The grieving family had been escorted slowly and with dignity and difficulty, from the “holding stall” to the chapel. The area where local Greek Orthodox funerals originate reminds me of a less-than-dirty but far-from-clean, over-used, cattle stall; built with no doors on one end and open to the elements, families collect there, the room dominated by a simple, fiber-board casket. They grieve publicly and often loudly, while others stand around and watch, with a few self-designated persons close-by to provide support. Friends have, of course, already been to the home of the deceased, but now, they arrive, as if for the first time, to hug the loved ones again and to hold on more tightly to each other.
When those in charge declare that it is “time,” the priest leads the procession out into the weather, walking slowly toward the chapel. They follow the casket and pass by many similar “stalls,” built, in anticipation of those days, like this one, when funerals are scheduled back-to-back. The other “stalls” are filled with mourners of yet others, waiting their turn for the brief, Greek Orthodox funeral service in the cemetery chapel on a hillside on the outskirts of Piraeus, Greece, the port town adjacent to Athens.

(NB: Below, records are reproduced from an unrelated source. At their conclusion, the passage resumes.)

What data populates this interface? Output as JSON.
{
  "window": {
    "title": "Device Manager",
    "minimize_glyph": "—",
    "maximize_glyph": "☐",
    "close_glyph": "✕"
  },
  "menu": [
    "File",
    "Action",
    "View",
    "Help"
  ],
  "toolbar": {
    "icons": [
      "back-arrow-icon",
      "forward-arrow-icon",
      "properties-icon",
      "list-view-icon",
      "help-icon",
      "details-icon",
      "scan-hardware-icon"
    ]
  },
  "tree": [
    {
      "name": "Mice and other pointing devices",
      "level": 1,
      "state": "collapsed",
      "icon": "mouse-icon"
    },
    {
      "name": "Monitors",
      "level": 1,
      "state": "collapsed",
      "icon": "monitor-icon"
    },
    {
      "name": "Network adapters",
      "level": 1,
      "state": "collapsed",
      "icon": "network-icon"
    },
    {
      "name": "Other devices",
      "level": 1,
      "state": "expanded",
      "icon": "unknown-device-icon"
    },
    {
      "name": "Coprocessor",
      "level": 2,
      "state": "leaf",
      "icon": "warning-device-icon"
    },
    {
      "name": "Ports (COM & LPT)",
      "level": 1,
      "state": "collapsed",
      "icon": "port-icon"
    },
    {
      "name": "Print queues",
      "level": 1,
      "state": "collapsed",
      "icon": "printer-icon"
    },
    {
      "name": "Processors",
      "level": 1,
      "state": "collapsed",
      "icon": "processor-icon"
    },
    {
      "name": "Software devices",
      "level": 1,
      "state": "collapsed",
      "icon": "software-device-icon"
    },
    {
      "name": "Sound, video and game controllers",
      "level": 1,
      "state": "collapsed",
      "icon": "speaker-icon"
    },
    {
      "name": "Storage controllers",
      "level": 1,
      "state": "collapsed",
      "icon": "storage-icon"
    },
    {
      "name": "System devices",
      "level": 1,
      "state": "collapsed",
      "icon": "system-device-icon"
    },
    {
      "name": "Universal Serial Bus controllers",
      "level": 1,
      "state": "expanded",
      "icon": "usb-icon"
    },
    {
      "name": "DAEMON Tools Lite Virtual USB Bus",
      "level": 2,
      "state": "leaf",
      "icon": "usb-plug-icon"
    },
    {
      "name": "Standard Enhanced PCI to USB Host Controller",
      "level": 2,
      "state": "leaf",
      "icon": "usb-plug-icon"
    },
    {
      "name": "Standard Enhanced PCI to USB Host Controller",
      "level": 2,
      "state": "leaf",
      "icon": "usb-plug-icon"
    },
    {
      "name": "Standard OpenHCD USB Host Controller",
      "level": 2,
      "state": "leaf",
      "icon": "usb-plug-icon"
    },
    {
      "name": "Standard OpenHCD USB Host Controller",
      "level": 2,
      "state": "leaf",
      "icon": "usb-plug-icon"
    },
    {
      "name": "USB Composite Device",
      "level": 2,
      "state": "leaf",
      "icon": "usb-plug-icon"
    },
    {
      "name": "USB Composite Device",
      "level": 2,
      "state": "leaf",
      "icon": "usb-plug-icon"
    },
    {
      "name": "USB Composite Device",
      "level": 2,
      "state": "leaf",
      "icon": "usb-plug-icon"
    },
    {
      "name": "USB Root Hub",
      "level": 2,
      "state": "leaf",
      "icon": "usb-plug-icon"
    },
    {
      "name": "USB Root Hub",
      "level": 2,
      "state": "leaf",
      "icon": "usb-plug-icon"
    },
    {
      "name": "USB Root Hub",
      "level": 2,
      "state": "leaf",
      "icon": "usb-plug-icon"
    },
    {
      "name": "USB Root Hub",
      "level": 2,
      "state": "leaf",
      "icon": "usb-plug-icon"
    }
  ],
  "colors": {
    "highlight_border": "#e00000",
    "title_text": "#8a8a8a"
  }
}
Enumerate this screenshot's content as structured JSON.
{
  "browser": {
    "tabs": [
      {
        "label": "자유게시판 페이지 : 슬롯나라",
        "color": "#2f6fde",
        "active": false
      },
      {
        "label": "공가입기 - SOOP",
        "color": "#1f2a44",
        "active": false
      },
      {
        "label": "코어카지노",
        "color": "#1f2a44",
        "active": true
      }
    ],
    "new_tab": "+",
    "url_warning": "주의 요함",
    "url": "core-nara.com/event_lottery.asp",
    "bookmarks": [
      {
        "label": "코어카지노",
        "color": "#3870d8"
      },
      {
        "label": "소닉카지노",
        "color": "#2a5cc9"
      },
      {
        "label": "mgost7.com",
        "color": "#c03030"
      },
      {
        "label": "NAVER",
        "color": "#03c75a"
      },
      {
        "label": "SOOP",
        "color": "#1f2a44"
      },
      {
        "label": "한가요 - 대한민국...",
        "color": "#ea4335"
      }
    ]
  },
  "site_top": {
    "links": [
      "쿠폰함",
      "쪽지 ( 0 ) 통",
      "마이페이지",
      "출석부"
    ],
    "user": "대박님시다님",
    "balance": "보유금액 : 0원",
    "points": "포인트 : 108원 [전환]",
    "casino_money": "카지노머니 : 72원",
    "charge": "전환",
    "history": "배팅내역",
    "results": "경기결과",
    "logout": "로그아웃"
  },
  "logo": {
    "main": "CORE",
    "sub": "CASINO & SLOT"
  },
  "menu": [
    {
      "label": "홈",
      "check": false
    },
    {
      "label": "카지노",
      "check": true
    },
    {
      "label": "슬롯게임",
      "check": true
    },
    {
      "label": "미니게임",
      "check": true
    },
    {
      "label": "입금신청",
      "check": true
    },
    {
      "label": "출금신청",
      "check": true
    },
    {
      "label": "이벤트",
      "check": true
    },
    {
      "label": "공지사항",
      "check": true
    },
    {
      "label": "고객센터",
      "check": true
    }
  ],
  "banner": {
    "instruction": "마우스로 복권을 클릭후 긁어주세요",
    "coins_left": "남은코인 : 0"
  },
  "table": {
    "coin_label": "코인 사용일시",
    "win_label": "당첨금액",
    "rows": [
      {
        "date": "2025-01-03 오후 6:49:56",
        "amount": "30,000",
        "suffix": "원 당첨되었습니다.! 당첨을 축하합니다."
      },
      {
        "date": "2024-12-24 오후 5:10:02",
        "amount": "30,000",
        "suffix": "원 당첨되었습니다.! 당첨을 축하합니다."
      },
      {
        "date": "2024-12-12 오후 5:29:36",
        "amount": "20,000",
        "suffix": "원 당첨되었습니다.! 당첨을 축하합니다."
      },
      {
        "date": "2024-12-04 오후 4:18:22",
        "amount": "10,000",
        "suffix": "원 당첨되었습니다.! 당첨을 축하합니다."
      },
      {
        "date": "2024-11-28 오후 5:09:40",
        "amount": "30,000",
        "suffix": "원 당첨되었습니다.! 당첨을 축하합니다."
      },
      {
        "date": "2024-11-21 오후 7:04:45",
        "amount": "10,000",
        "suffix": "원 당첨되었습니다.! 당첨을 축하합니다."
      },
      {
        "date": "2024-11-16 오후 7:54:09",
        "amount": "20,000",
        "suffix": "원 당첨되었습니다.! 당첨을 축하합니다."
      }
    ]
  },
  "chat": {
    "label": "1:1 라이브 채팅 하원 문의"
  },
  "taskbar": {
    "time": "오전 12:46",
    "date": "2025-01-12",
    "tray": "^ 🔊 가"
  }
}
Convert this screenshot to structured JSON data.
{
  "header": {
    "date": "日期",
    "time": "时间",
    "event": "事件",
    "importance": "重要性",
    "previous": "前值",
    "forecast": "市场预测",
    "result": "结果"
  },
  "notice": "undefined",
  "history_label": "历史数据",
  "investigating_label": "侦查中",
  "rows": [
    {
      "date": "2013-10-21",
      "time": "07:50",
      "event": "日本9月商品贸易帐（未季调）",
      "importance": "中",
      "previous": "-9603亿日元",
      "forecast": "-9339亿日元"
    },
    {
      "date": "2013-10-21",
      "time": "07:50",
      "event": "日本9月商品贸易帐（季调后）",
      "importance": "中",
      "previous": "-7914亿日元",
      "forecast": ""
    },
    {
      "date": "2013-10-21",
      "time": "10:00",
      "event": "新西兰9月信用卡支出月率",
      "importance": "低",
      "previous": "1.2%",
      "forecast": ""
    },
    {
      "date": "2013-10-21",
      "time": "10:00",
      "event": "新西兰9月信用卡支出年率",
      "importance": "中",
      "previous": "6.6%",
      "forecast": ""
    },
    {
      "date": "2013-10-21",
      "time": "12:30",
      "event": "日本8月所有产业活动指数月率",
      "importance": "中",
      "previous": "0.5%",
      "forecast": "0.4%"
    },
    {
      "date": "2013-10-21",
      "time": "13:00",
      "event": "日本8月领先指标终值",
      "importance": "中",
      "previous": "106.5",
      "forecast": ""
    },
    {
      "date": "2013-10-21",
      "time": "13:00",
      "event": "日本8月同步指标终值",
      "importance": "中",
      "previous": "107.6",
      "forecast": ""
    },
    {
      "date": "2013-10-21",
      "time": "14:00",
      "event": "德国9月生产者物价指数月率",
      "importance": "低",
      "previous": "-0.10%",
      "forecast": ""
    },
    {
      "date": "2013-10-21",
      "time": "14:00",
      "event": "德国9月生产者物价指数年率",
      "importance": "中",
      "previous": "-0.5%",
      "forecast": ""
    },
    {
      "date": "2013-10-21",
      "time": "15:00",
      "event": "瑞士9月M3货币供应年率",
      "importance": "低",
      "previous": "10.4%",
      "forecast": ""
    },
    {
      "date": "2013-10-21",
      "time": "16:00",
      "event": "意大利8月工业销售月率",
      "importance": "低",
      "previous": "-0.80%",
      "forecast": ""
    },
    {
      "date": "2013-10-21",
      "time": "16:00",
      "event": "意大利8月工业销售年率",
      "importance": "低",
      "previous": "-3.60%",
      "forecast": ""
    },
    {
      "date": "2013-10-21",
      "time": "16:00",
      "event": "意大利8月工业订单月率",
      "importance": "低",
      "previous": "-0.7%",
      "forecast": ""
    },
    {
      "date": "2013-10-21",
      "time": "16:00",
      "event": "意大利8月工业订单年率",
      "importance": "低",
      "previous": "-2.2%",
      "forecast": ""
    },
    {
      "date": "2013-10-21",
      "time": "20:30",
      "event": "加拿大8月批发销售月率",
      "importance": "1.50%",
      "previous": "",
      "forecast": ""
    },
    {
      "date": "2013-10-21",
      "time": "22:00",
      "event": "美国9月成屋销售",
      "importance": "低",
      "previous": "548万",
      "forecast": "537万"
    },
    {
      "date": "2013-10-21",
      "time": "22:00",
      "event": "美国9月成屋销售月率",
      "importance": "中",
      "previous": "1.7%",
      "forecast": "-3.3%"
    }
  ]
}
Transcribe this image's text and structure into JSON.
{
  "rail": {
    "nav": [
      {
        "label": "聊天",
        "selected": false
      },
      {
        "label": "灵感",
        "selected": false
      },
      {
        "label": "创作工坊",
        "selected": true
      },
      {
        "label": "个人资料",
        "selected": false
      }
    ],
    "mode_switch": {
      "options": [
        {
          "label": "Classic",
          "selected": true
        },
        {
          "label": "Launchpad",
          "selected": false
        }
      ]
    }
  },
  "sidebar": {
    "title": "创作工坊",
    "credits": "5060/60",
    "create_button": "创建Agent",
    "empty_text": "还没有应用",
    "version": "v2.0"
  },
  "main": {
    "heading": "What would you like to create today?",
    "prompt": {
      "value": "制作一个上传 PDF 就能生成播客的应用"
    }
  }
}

After a stylized Greek Orthodox liturgy with little if any mention of the deceased, much repetition and some mellifluous male chanting, the family passes, one last time, by the now-open casket. In a typical Greek Orthodox funeral ceremony, the lips of the deceased may be kissed, but those on the icon of Jesus are most definitely kissed.
As Janice and I stood outside the chapel, awaiting that long, rocky walk, up and around to the open gravesite, a mangy, pitiful-looking, street dog proudly walked up. Sensing who was in charge, he ambled over to the Greek Orthodox priest. As a minister who has shared many unexpected happenings in the pursuit of serious reverential duty, I watched with interest, to see what the clergy person would do.
He kept his ministerial dignity. He never bent his silk-robe-covered body. From behind his full beard and beneath his pointed hat, a most loving and warm smile nearly broke forth and made its presence known to us. Holding a formal, black umbrella and a somber expression, both the seasoned holy man’s protection against the “worst case,” the priest gently rubbed the dog’s back and neck. The tip of the umbrella seemed to carry with it sacred oil, magical incense and the stuff of blessing. For a few moments, while the family reassembled for the final procession, the weary old dog willingly received the priestly blessing and seemed, somehow, lighter on his feet.
Too soon, it was time to move on; the priest “shooed “ away the mongrel, his momentary canine care replaced by the “higher calling” of leading the family to an open hole, where they would leave the mortal remains of their loved one on top of some other soul whose family had rented the gravesite three years before him. There, in the wind of an overcast day, they would bid him a last farewell.
Oh, what gift that God could give us, to provide for hurting humanity the sweet solace and genuine comfort offered to that old dog on that sad day! If it is true that “every dog has his day,” then, when my day comes, I want my family to be cared for like that. Rub their backs! Do not condemn them for their awkward grief! Embrace them, welcome them, stand with them in the neighborhood of the dead and dying and treat them with profound respect and gentle kindness!